We are living in an age where parents have forced schools to ban tag and red rover – and any other form of play that involves physical contact – on the playground, for fear our kids might get hurt or feel bad about themselves. Parents are thethering their kids to a 50 foot rope so they can’t leave the yard, protecting them from abduction, predators, playing with the wrong kids, and any and all other forms of harm. Parents are forcing schools to ban the honor roll to protect their child’s delicate psyche, if other kids get honored and their kids don’t. Every kid makes the soccer team and up to a certain age the goals aren’t counted so that no one is a “loser”.

When did this happen? Am I the only one who thinks its a bad thing that we’re raising a generation of overprotected pansies? When did we stop letting kids be kids?

Before my daughter was born, Michelle and I read in a couple of books that you shouldn’t take a newborn out of the house for the first six weeks to protect them from viruses and polluted air and the like. Are you kidding me?!?!? We took our daughter with us to the mall when she was 3 days old. Guess what? She’s still alive! We took her everywhere, and we still do, and she loves being on the go. We plan to raise her to be adventurous and outgoing. To not be afraid to fail or get hurt,
and to understand that life isn’t fair and sometimes someone else is going to do better and win the prize. And if she wants to win the prize next time, she’d better work harder and be prepared. I don’t ever want her to think she is “entitled” to anything. And we hope she’ll be a better person for it.
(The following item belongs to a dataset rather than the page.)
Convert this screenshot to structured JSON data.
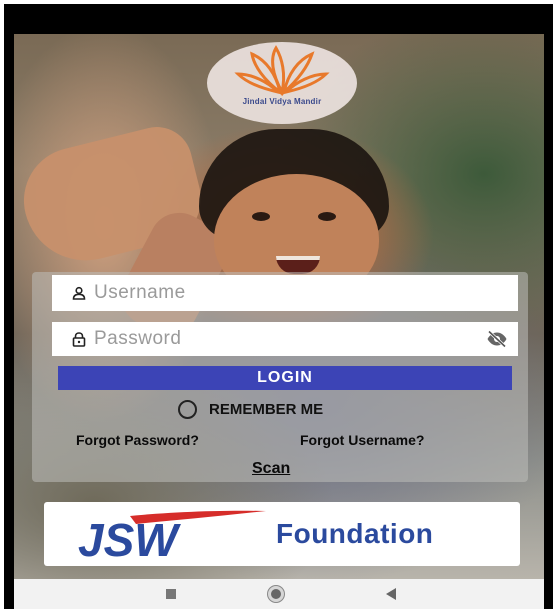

The list below was taken from a mass email, and it makes a good point. Overprotecting our kids now is only going to hurt them in the future.

Take a look back at our generation growing up…
– We survived being born to mothers who smoked and/or drank while they were pregnant.
– They took aspirin, ate blue cheese dressing, tuna from a can, and didn’t get tested for diabetes.
– We were put to sleep on our tummies in baby cribs covered with bright colored lead-based paints.
– We had no childproof lids on medicine bottles, doors or cabinets and when we rode our bikes, we had no helmets.
– As infants & children, we would ride in cars with no car seats,booster seats, seat belts or air bags.
– Riding in the back of a pick up on a warm day was always a special treat.
– We drank water from the garden hose and NOT from a bottle.
– We shared one soft drink with four friends, from one bottle and NO ONE actually died from this.
– We ate cupcakes, white bread and real butter and drank koolade made with sugar, but we weren’t overweight because we were always outside playing!
– We would leave home in the morning and play all day, as long as we were back when the streetlights came on.
– No one was able to reach us all day. And we were O.K.
– We would spend hours building our go-carts out of scraps and then ride down the hill, only to find out we forgot the brakes. After running into the bushes a few times, we learned to solve the problem.
– We did not have Playstations, Nintendo’s, X-boxes, no video games at all, no 150 channels on cable, no video movies or DVDs, no surround-sound, we had friends and we went outside and found them!
– We fell out of trees, got cut, broke bones and teeth and there were no lawsuits from these accidents.
– We ate worms and mud pies made from dirt, and the worms did not live in us forever.
– We were given BB guns for our 10th birthdays, made up games with sticks and tennis balls and, although we were told it would happen, we did not put out very many eyes.
– We rode bikes or walked to a friend’s house and knocked on the door or rang the bell, or just walked in and talked to them!
– Little League had tryouts and not everyone made the team.
– Those who didn’t had to learn to deal with disappointment. Imagine that!!
– The idea of a parent bailing us out if we broke the law was unheard of. They actually sided with the law!

These generations have produced some of the best risk-takers,problem solvers and inventors ever! The past 50 years have been an explosion of innovation and new ideas. We had freedom, failure, success and responsibility, and we learned how to deal with it all. So when it all boils down, are we really just protecting the next generation from success?

Just something to think about.